Tennis is a fast-paced sport that requires intense focus, quick reactions, and explosive power from players’ entire bodies. When top tennis players unleash powerful shots, they often accompany the effort with an audible grunt. While grunting may seem unnecessary to some spectators, players and sports scientists have revealed several important physiological reasons for why tennis players vocalize during their swings.
Reason 1: Energy Transfer
One key reason players grunt is to help efficiently transfer energy from their legs and core into the swing. A grunt serves to exhale air forcefully from the lungs during the moment of impact. This coordinated exhalation aids the transfer of energy generated from the legs and hips through the torso and into the arm and racquet. Without this grunt, much of the stored power would dissipate rather than being channeled into the ball. Numerous biomechanical studies have shown grunting allows for up to a 10% increase in racket speed and ball velocity off the strings.
Reason 2: Increased Ball Speed
Closely related to energy transfer is the fact that grunting has been shown to increase ball speed off the racquet. Players are able to swing harder and faster when grunting because it helps them stay coordinated and keep their body parts working in sync during the dynamic motion. The exhalation of air assists the transfer of rotational energy from the lower body into the arm swing. More power into the swing means more power into the ball. Top players like Maria Sharapova and Victoria Azarenka have been scientifically proven to hit balls over 10 mph faster when grunting versus being silent.
Reason 3: Focus and Concentration
Another key reason for grunting is that it helps players maintain intense focus and concentration on their shot. The sudden exhalation of air acts like a trigger that cues the body to swing and alerts the mind that the hit is coming. Neurological studies have shown grunting activates the same parts of the brain associated with focus, concentration and motor control. It gives players an audible marker to time their swing and keep themselves locked in on each point. Without this audible cue, it would be easier for thoughts to wander in the heat of competition.
Reason 4: Momentum Shift Alert
Grunting also serves to signal the shift of momentum that occurs during a player’s swing. The exhalation alerts the opponent of when weight is being transferred off the back foot and into the ball. This gives them less time to react. It also helps the player themselves to better sense when their body weight and balance is optimally shifting into the shot. Signaling this change of momentum is thought to improve coordination and consistency from stroke to stroke.

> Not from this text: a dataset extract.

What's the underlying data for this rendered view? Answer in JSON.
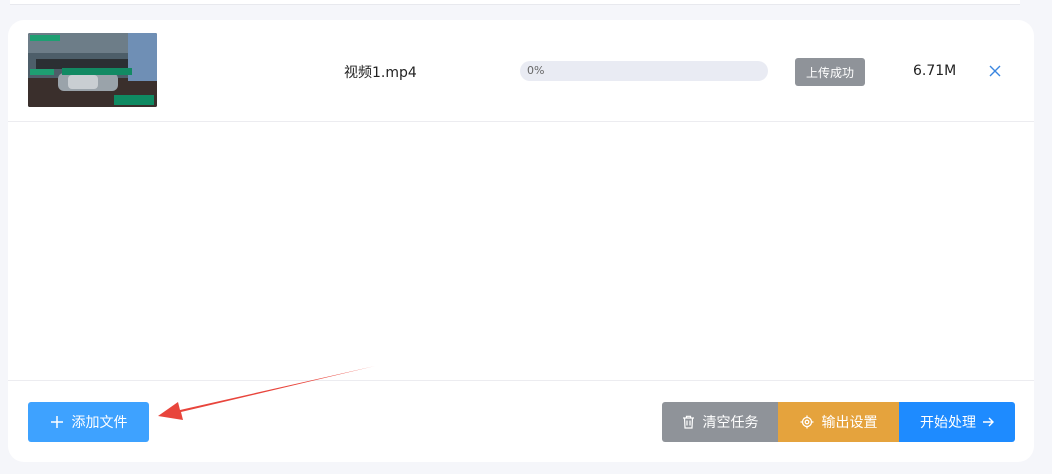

Reason 5: Intimidation Factor
There is also a psychological component to grunting that should not be overlooked. The loud exhalation can intimidate opponents and increase fear and doubt in their minds. It signals the player is putting everything they have into a shot. This intimidation factor puts added pressure on opponents and can influence outcomes, especially in close matches. Players like Serena Williams have dominated not just with their skills but also by imposing their will and presence on others through vocal grunts and shouts.
Reason 6: Muscle Coordination
The act of grunting also aids in coordinating the many different muscle groups involved in a tennis swing. It helps fire the larger muscles of the legs and glutes in precise synchronization with the smaller muscles of the core, back, shoulders and arm. Without this audible cue, it would be harder for the dozens of engaged muscles to fire in the optimal sequence needed to generate and transfer power. Grunting provides an audible marker that different parts of the body can subconsciously time their contractions to for maximum efficiency.
Reason 7: Automatic Response
For many players at elite levels, grunting has also become an automatic response that is no longer a conscious decision. It is a natural consequence of the enormous physical effort, muscle coordination and explosive power involved in their swings. The intense exhalation of air occurs subconsciously as an automatic response to the extreme effort. Players are often not even aware they are vocalizing until after the point is over. It is simply a natural part of the strenuous physical output needed at the highest levels of the game.
Reason 8: Adrenaline Release
There is evidence that grunting may also serve to help players release built-up adrenaline and other stress hormones during intense points or matches. The sudden exhalation of air, similar to a primal scream, provides a physical outlet for the surge of hormones coursing through an athlete’s body when the pressure is on. This adrenaline release could potentially help players maintain focus, consistency and shot tolerance deeper into important matches.
Reason 9: Injury Prevention
Finally, grunting may assist in preventing injuries by helping players monitor their exertion levels and avoid over-swinging. The loud exhalation gives an audible indicator of how much effort is being expended on each shot. This feedback helps players gauge their energy reserves and avoid surpassing their physical limits, which could increase injury risk. Grunting provides a way for players to consciously or subconsciously regulate their effort by listening to the volume of their own exhalations.
While tennis grunting may seem unnecessary to some, the physiological reasons for why players vocalize have been extensively studied. The explosive power, rapid movements, and intense focus required at elite levels make grunting more than just a psychological tactic – it is an important part of how the body produces, transfers and monitors energy during the strenuous motions of a tennis swing. As the scientific understanding of biomechanics, neurology and sports performance continues advancing, more reasons for grunting are likely to be revealed. But for now, the key factors discussed provide compelling evidence for why grunting has become an ingrained part of the professional game.